In the early years of the Department of Scientific and Industrial Research (DSIR), chemical research problems which did not fall within the scope of any existing research station were mainly undertaken under the auspices of the Chemistry Co-ordinating Research Board. The board initiated investigations that were carried out by a number of different institutions, such as the synthesis of formaldehyde at Oxford University, work on synthetic resins at Birmingham University and on the corrosion of metals at Imperial College.
In 1923 the DSIR decided to create a laboratory for chemical research. This new establishment was set up in 1925 at Teddington, Middlesex, in geographical association with the National Physical Laboratory, and was at first known as the Chemical Research Laboratory.

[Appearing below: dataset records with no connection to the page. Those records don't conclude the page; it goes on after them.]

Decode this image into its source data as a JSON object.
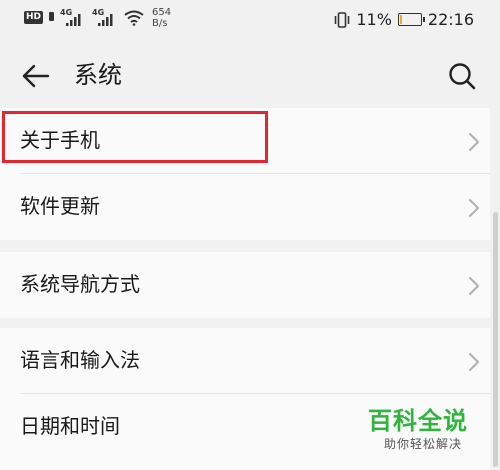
{
  "status_bar": {
    "hd": "HD",
    "network1": "4G",
    "network2": "4G",
    "speed_value": "654",
    "speed_unit": "B/s",
    "battery": "11%",
    "battery_level": 0.11,
    "time": "22:16"
  },
  "header": {
    "title": "系统"
  },
  "groups": [
    {
      "items": [
        {
          "label": "关于手机"
        },
        {
          "label": "软件更新"
        }
      ]
    },
    {
      "items": [
        {
          "label": "系统导航方式"
        }
      ]
    },
    {
      "items": [
        {
          "label": "语言和输入法"
        },
        {
          "label": "日期和时间"
        }
      ]
    }
  ],
  "watermark": {
    "title": "百科全说",
    "subtitle": "助你轻松解决"
  },
  "colors": {
    "highlight": "#e3262f",
    "brand_green": "#2db53c",
    "battery_fill": "#f0a81d"
  }
}
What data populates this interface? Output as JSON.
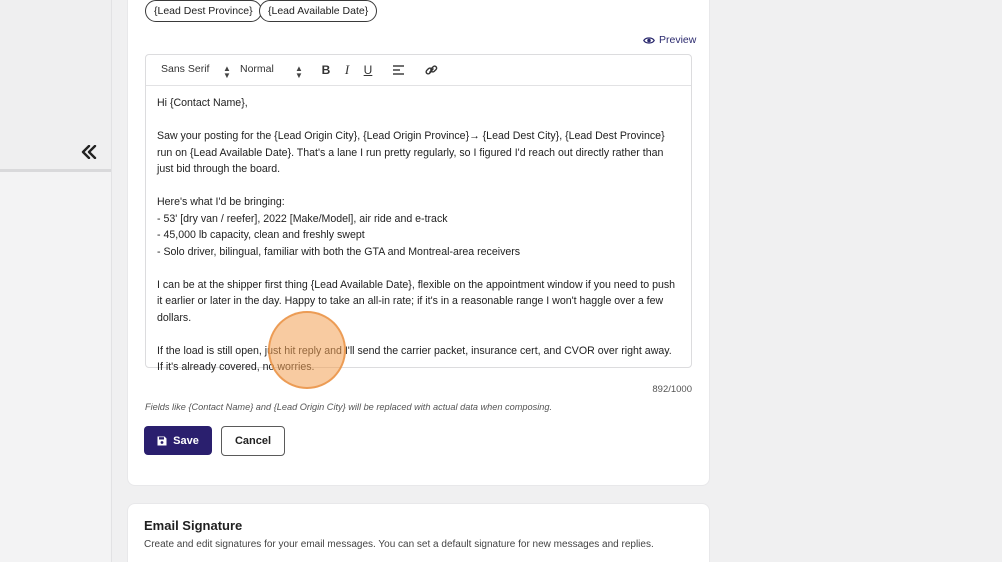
{
  "chips": [
    {
      "label": "{Lead Dest Province}"
    },
    {
      "label": "{Lead Available Date}"
    }
  ],
  "preview_label": "Preview",
  "toolbar": {
    "font_select": "Sans Serif",
    "size_select": "Normal",
    "bold": "B",
    "italic": "I",
    "underline": "U"
  },
  "body": {
    "greeting": "Hi {Contact Name},",
    "para1": "Saw your posting for the {Lead Origin City}, {Lead Origin Province}→ {Lead Dest City}, {Lead Dest Province} run on {Lead Available Date}. That's a lane I run pretty regularly, so I figured I'd reach out directly rather than just bid through the board.",
    "bring_intro": "Here's what I'd be bringing:",
    "bring_items": [
      "- 53' [dry van / reefer], 2022 [Make/Model], air ride and e-track",
      "- 45,000 lb capacity, clean and freshly swept",
      "- Solo driver, bilingual, familiar with both the GTA and Montreal-area receivers"
    ],
    "para3": "I can be at the shipper first thing {Lead Available Date}, flexible on the appointment window if you need to push it earlier or later in the day. Happy to take an all-in rate; if it's in a reasonable range I won't haggle over a few dollars.",
    "para4": "If the load is still open, just hit reply and I'll send the carrier packet, insurance cert, and CVOR over right away. If it's already covered, no worries."
  },
  "char_counter": "892/1000",
  "hint_text": "Fields like {Contact Name} and {Lead Origin City} will be replaced with actual data when composing.",
  "buttons": {
    "save": "Save",
    "cancel": "Cancel"
  },
  "signature": {
    "title": "Email Signature",
    "description": "Create and edit signatures for your email messages. You can set a default signature for new messages and replies."
  },
  "colors": {
    "primary": "#2a1f6e",
    "cursor_highlight": "#f3a054"
  }
}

The laboratory's remit did not cover the whole range of chemical research, as this laboratory was intended to fill a gap in the available laboratory resources of the department, and to undertake such chemical investigations as the department thought desirable in the public interest. The laboratory was organised in a varying number of research groups, described by the titles of their most important projects, rather than by the branches of chemistry with which their work was principally concerned.
The laboratory's work was supervised by a Chemistry Research Board, which replaced the co-ordinating board in 1927. The board also supervised any other research referred to it on the recommendation of the Advisory Council, and submitted annually a programme of work for the ensuing year and a report on the work of the laboratory. Research undertaken at the laboratory initially included work on a number of minerals and gases.

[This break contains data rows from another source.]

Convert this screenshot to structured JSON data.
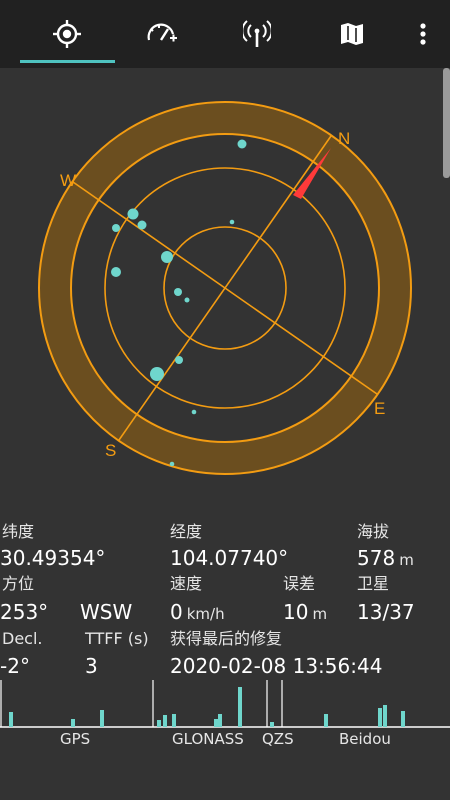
{
  "tabs": [
    {
      "name": "status",
      "icon": "crosshair-target-icon",
      "active": true
    },
    {
      "name": "speed",
      "icon": "speedometer-icon",
      "active": false
    },
    {
      "name": "signal",
      "icon": "antenna-signal-icon",
      "active": false
    },
    {
      "name": "map",
      "icon": "map-icon",
      "active": false
    }
  ],
  "overflow_icon": "vertical-dots-menu-icon",
  "compass": {
    "north": "N",
    "east": "E",
    "south": "S",
    "west": "W",
    "heading_deg": 35,
    "ring_color": "#f39c12",
    "needle_color": "#ff3a3a",
    "sat_color": "#6fd6cc"
  },
  "info": {
    "lat_label": "纬度",
    "lat_value": "30.49354°",
    "lon_label": "经度",
    "lon_value": "104.07740°",
    "alt_label": "海拔",
    "alt_value": "578",
    "alt_unit": "m",
    "bearing_label": "方位",
    "bearing_value": "253°",
    "bearing_dir": "WSW",
    "speed_label": "速度",
    "speed_value": "0",
    "speed_unit": "km/h",
    "error_label": "误差",
    "error_value": "10",
    "error_unit": "m",
    "sats_label": "卫星",
    "sats_value": "13/37",
    "decl_label": "Decl.",
    "decl_value": "-2°",
    "ttff_label": "TTFF (s)",
    "ttff_value": "3",
    "fix_label": "获得最后的修复",
    "fix_value": "2020-02-08 13:56:44"
  },
  "constellations": {
    "gps": "GPS",
    "glonass": "GLONASS",
    "qzs": "QZS",
    "beidou": "Beidou"
  }
}
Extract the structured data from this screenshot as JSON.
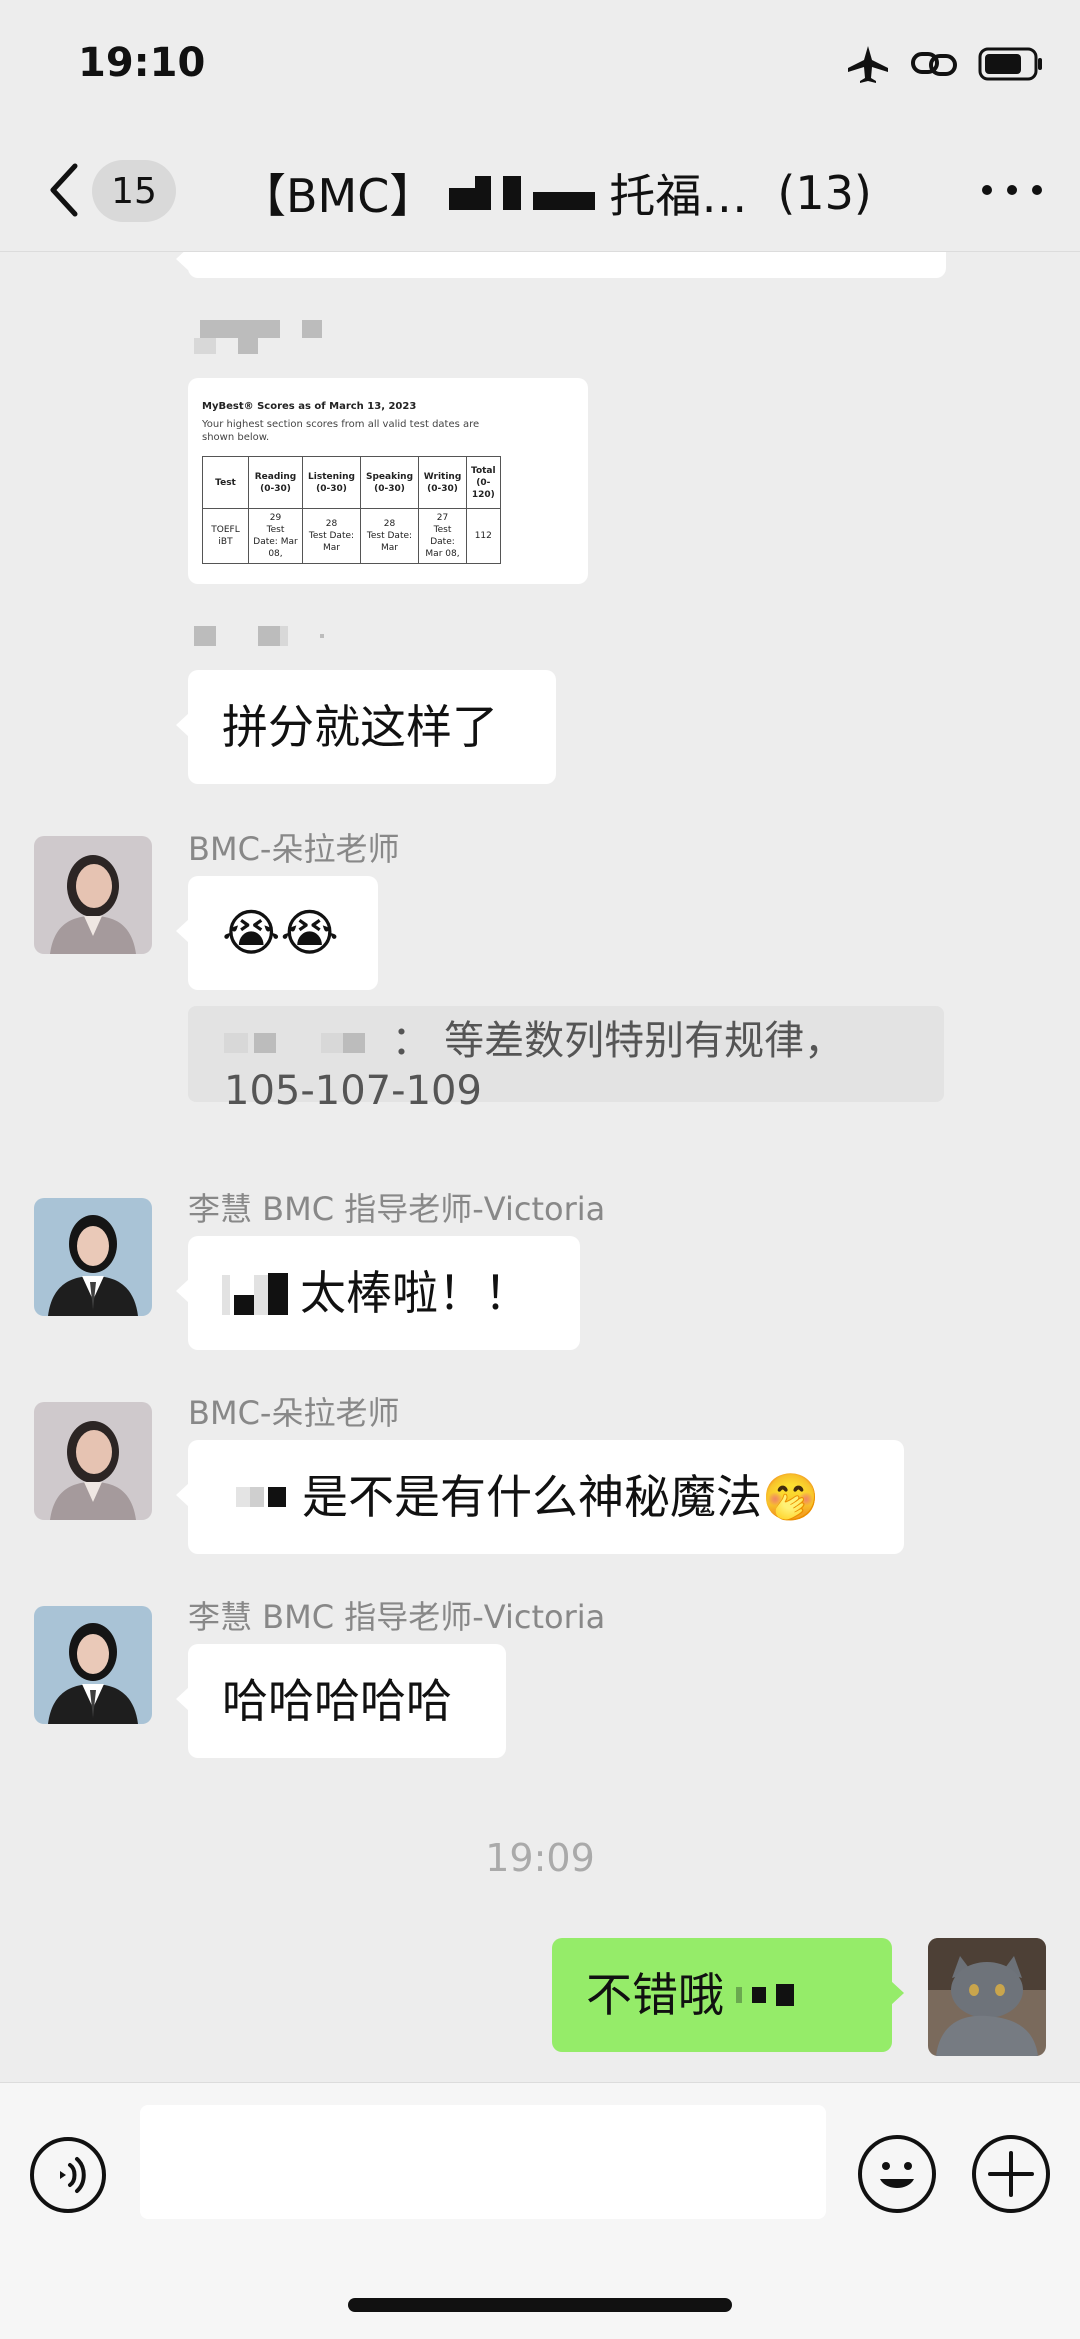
{
  "status_bar": {
    "time": "19:10"
  },
  "nav": {
    "unread_count": "15",
    "title_prefix": "【BMC】",
    "title_suffix": "托福…",
    "member_count": "(13)"
  },
  "score_card": {
    "title": "MyBest® Scores as of March 13, 2023",
    "subtitle": "Your highest section scores from all valid test dates are shown below.",
    "headers": [
      "Test",
      "Reading (0-30)",
      "Listening (0-30)",
      "Speaking (0-30)",
      "Writing (0-30)",
      "Total (0-120)"
    ],
    "row": {
      "test": "TOEFL iBT",
      "reading_score": "29",
      "reading_date": "Test Date: Mar 08,",
      "listening_score": "28",
      "listening_date": "Test Date: Mar",
      "speaking_score": "28",
      "speaking_date": "Test Date: Mar",
      "writing_score": "27",
      "writing_date": "Test Date: Mar 08,",
      "total": "112"
    }
  },
  "messages": {
    "m1_text": "拼分就这样了",
    "m2_sender": "BMC-朵拉老师",
    "m2_emoji": "😭😭",
    "quote_text": "： 等差数列特别有规律，105-107-109",
    "m3_sender": "李慧 BMC 指导老师-Victoria",
    "m3_text": "太棒啦！！",
    "m4_sender": "BMC-朵拉老师",
    "m4_text": "是不是有什么神秘魔法🤭",
    "m5_sender": "李慧 BMC 指导老师-Victoria",
    "m5_text": "哈哈哈哈哈",
    "timestamp": "19:09",
    "m6_text": "不错哦"
  },
  "icons": {
    "back": "chevron-left-icon",
    "more": "more-dots-icon",
    "airplane": "airplane-icon",
    "link": "link-icon",
    "battery": "battery-icon",
    "voice": "voice-icon",
    "emoji": "emoji-icon",
    "plus": "plus-icon"
  },
  "colors": {
    "background": "#ededed",
    "own_bubble": "#95ec69",
    "other_bubble": "#ffffff",
    "meta_text": "#888888"
  }
}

In 1943 the work of the laboratory on road tar, which since 1931 had been carried out in co-operation with the British Road Tar Association under the supervision of the Road Tar Research Committee, was transferred to the Road Research Laboratory.
Following the report of a committee set up by the department's Research Council to review the work and functions of the Chemical Research Laboratory, its title was changed in 1958 to the National Chemical Laboratory; at the same time the research board was replaced by a National Chemical Laboratory Steering Committee with similar terms of reference. The following year the National Collection of Industrial Bacteria, which the laboratory had taken over in 1950, was transferred to the Torry Research Station, and the laboratory's Chemical Engineering Group, formed in 1957, passed to the laboratory. In 1964 the Extraction of Metals Group was also transferred to the laboratory and the steering committee was dissolved.
In 1965 the National Chemical Laboratory was absorbed by the National Physical Laboratory, on the transfer of the latter to the control of the Ministry of Technology.